The Toyko Electric Power Company, in a desperate bid to try to regain stability and hopefully control over their crippled reactors, has returned nuclear plant technicians back to the facility, which inevitably means that they will be exposed to fluctuating levels of radioactivity, some of which
could end up being lethal.
I can’t even imagine what that human resources discussion must be like.These brave workers have either been asked or compelled to potentially sacrifice their lives for not only their employer, but for their country as well.
And these workers aren’t even in a branch of the military or emergency services, where the possibility of forfeiting lives might be a reasonable expectation as part of signing on board.
These workers are in an unimaginable position; they have a highly specialized body of knowledge that comes with a first-hand understanding of the inner workings and systems of a complex machine… which could also be the basis of being the only hope Japan has for trying to control the spread of radiation across a greater portion of the country, impacting untold populations for years to come.
How would a human resources manager approach this kind of self-sacrifice conversation with an employee?
And when viewed within a Japanese cultural perspective, would it be dishonorable for a worker to not step up to make that sacrifice, if asked?
This brings to mind the fateful scene in “Star Trek II: Wrath of Khan” when Spock selflessly sacrifices himself to restore the warp drive and then dies of radiation poisoning.
Before he passes, he tells Captain Kirk, “The needs of the many outweigh the needs of the few.”Is that what is going on here?
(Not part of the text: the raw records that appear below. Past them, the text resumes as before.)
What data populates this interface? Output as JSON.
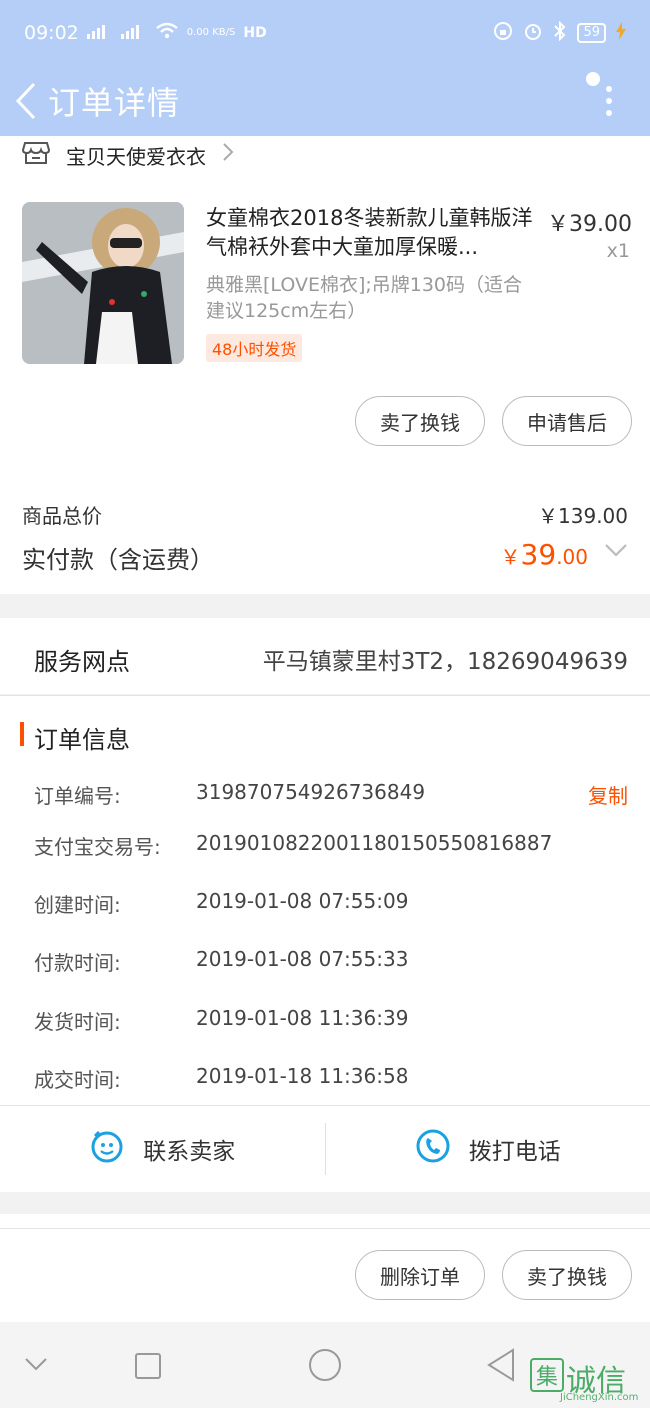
{
  "status_bar": {
    "time": "09:02",
    "signal1": "4G",
    "signal2": "2G",
    "net_speed": "0.00 KB/S",
    "hd": "HD",
    "battery": "59"
  },
  "header": {
    "title": "订单详情"
  },
  "shop": {
    "name": "宝贝天使爱衣衣"
  },
  "item": {
    "title": "女童棉衣2018冬装新款儿童韩版洋气棉袄外套中大童加厚保暖...",
    "price": "￥39.00",
    "qty": "x1",
    "sku": "典雅黑[LOVE棉衣];吊牌130码（适合建议125cm左右）",
    "tag": "48小时发货"
  },
  "item_actions": {
    "sell_label": "卖了换钱",
    "aftersale_label": "申请售后"
  },
  "summary": {
    "total_label": "商品总价",
    "total_value": "￥139.00",
    "paid_label": "实付款（含运费）",
    "paid_yen": "￥",
    "paid_int": "39",
    "paid_dec": ".00"
  },
  "service": {
    "label": "服务网点",
    "value": "平马镇蒙里村3T2，18269049639"
  },
  "order_info": {
    "title": "订单信息",
    "copy_label": "复制",
    "rows": [
      {
        "label": "订单编号:",
        "value": "319870754926736849"
      },
      {
        "label": "支付宝交易号:",
        "value": "2019010822001180150550816887"
      },
      {
        "label": "创建时间:",
        "value": "2019-01-08 07:55:09"
      },
      {
        "label": "付款时间:",
        "value": "2019-01-08 07:55:33"
      },
      {
        "label": "发货时间:",
        "value": "2019-01-08 11:36:39"
      },
      {
        "label": "成交时间:",
        "value": "2019-01-18 11:36:58"
      }
    ]
  },
  "contact": {
    "seller_label": "联系卖家",
    "phone_label": "拨打电话"
  },
  "footer_actions": {
    "delete_label": "删除订单",
    "sell_label": "卖了换钱"
  },
  "watermark": {
    "text": "诚信",
    "logo_char": "集",
    "sub": "JiChengXin.com"
  },
  "colors": {
    "header_bg": "#b4cef7",
    "accent": "#ff5000",
    "link_blue": "#1ba1e2"
  }
}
It is hard to conceive of any employer compelling workers to return to a job that could mean certain death… or at the very least, a remaining lifetime of illness.
We probably won’t ever be privy to the conversations that have taken place between TEPCO and the workers… whether the technicians have stepped up as a sense of duty and honor of sacrifice, or if there were mandates and highly persuasive reasoning making the case for the workers to remain on site. Perhaps honors and financial rewards were offered as incentives to the worker’s families, should they fail to survive.
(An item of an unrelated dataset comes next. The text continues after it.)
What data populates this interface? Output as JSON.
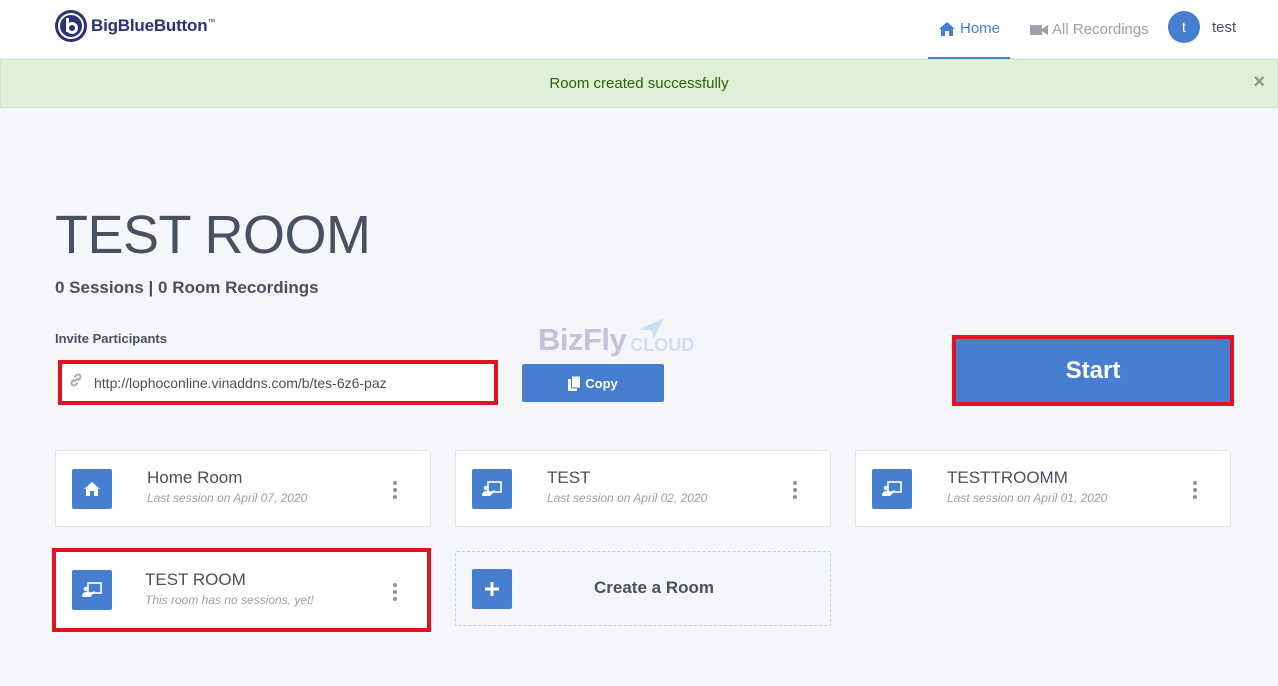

History will only tell, but for the technicians working tirelessly fighting impossible odds, let alone their own mortality, I salute their working through fear and overcoming the 'flight or fight' instinct as well as their nobility of service, sacrificing themselves to protect the needs of the many.